Remember the house-flipping frenzy in Florida during the height of the housing boom? In those days, speculators could make $100,000 in a day off a quick purchase and re-sale. Those crazy profits aren't around any more — but that doesn't mean that house flipping is a thing of the past. There are still investors in Florida who know how to make money buying and selling houses for a fast buck.

The Herald Tribune reports that flips are declining as margins tighten in South Florida. But some flippers are still doing a good business (see: "Flipping remains hot in Southwest Florida," by John Hielscher). "Investors in Southwest Florida are still flipping homes at one of the fastest clips in the nation, although they are slowing down," the paper reports. "The Sarasota-Manatee region ranked fifth among major U.S. metro areas in the first quarter for flips as a percentage of all home sales. Just over 7 percent of local single-family homes sales were considered flips — an arms-length sale for the second time within a 12-month period — real estate researcher RealtyTrac reported Wednesday."

"Among Florida flips, the average purchase price was $131,820 and the sale price was $187,970, a gross profit of $56,149 for a 42.6 percent return on investment," the paper reports.

And it's still a lot of houses, the Sun Sentinel reports (see: "Housing market: Home flipping falls in first quarter," by Paul Owers). "The 882 flips from January through March accounted for 7.9 percent of all single-family home sales in Palm Beach, Broward and Miami-Dade counties, down from 10.5 percent a year earlier, according to the RealtyTrac listing firm."

With the oversupply of foreclosed houses on the market drying up, says RealtyTrac vice president Daren Blomquist, flipping's margins are shrinking. "The perfect storm for flipping has passed in a lot of markets," Blomquist says.

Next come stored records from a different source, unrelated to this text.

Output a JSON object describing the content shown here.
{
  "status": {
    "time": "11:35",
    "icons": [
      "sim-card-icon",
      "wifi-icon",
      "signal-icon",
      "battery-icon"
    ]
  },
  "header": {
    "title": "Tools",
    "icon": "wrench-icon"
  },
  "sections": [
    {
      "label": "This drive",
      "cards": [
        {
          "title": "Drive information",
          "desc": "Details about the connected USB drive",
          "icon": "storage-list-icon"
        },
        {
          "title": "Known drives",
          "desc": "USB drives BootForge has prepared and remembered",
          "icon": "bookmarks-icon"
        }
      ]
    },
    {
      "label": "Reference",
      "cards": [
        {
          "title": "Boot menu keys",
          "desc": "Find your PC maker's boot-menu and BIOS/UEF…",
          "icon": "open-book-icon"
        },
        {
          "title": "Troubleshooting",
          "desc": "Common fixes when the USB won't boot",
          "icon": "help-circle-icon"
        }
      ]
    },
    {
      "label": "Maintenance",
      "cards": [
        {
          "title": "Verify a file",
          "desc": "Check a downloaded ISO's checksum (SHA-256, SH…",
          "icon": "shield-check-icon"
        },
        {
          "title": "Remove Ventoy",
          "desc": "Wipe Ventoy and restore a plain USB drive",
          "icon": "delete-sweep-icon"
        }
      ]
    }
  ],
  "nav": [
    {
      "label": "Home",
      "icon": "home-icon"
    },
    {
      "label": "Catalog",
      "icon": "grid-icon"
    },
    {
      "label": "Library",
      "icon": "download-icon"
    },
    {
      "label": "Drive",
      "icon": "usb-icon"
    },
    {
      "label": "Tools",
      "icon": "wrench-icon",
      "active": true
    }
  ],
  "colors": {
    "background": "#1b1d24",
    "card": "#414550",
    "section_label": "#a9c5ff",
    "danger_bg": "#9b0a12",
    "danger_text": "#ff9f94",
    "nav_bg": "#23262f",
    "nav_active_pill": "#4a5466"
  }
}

But there's still big money in flipping for the savvy investor. And there's also big backing available, Bloomberg Business reports, in the form of Wall Street investment firms who still see opportunity in the game (see: "House Flippers Are Back Together With Wall St. What Could Possibly Go Wrong?" by Heather Perlberg).

"Colony Capital Inc., Blackstone Group LP and Cerberus Capital Management are among the companies that have started making bridge loans to investors who buy homes to sell them quickly for a profit," Bloomberg reports. "Borrowing costs -- traditionally the highest in residential lending -- are tumbling as the firms compete for customers… Bridge loans, also known as hard-money or asset-based loans, give flippers cash for home purchases and construction with about a year to repay, and are backed by the real estate."

The money firms' venture into flip financing "represents a deepening bet on the housing market by Wall Street-backed companies, many of which have built rental-home empires during the past three years and started specialty-lending businesses to finance smaller investors," Bloomberg reports. "Blackstone, the world's biggest alternative-asset manager, is seeking to make $1 billion of the loans a year, according to Nick Gould, executive chairman of the firm's B2R Finance unit."